A Calgary woman says her attempt to secure Employment Insurance (E.I.) has been a frustrating ordeal as the agency closed her file over a discrepancy regarding the name on her birth certificate.

Belinda Barber’s original birth certificate was stolen years ago and, when she requested a replacement, she failed to notice the new card stated her name as Balinda rather than Belinda.

In December, Barber applied for E.I. after losing her sales and training job. The Calgarian was shocked to discover her E.I. application had been closed as Service Canada had discovered the name on her birth certificate differed from the name she provided on her paperwork.

“The E in my name was changed to an A so when I went to try to explain to EI all of this, they said that this isn’t acceptable,” said Barber.

Barber was told she would need to legally change her name, a process that would likely take more than eight months at a cost of up to $500, to amend the issue.

The 53-year-old says she has a valid Canadian passport and NEXUS card bearing the correct spelling of her name, she has paid taxes to the Canadian Revenue Agency as Belinda Barber for the better part of four decades and all of her school records include the name Belinda.

Barber’s Ontario-issued birth certificate was recreated using the information provided in the handwritten form her mother had filled out in hospital.
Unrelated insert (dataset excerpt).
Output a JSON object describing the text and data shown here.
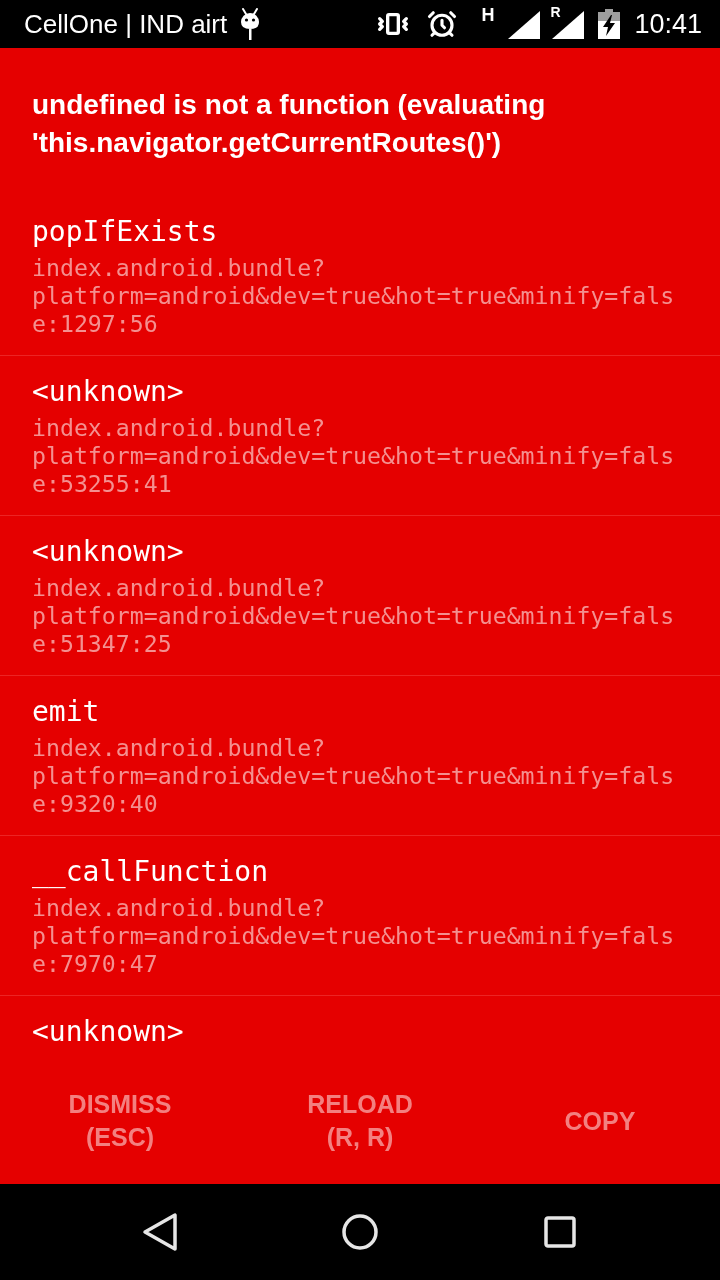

The Ontario government insists the original form says Balinda.

The Calgarian says she was ready to give up when she reached out to CTV Calgary. “With the amount of frustration and the runaround that they gave me, it was almost getting to the point where it wasn't even going to be worth it to even continue on because I had come to a roadblock.”

CTV Calgary attempted to contact Service Canada on Barber’s behalf. Prior to Service Canada issuing a response to CTV’s request, Barber received a phone call asking her to present additional identification and to provide a signature in-person.

Barber’s E.I. claim is now being processed and she expects to receive benefits in the near future. She suspects she has missed out on several weeks of coverage as a result of the error.

Employment Canada has not provided an explanation as to why Barber was not contacted when the discrepancy was discovered but officials say applicants should request a follow-up if they feel they were wrongfully denied.

A federal panel created to study the E.I. system found many applicants face long delays, even with error-free birth certificates.

“It clearly is a horror story when people at a very, very sensitive time in their lives, when they need Employment Insurance to pay the mortgage to buy groceries, are not getting service from the government,” said Terry Duguid, Winnipeg-South MP.

Barber says she’s glad her E.I. application issue has been addressed and she can now concentrate on searching for a job.

With files from CTV’s Shaun Frenette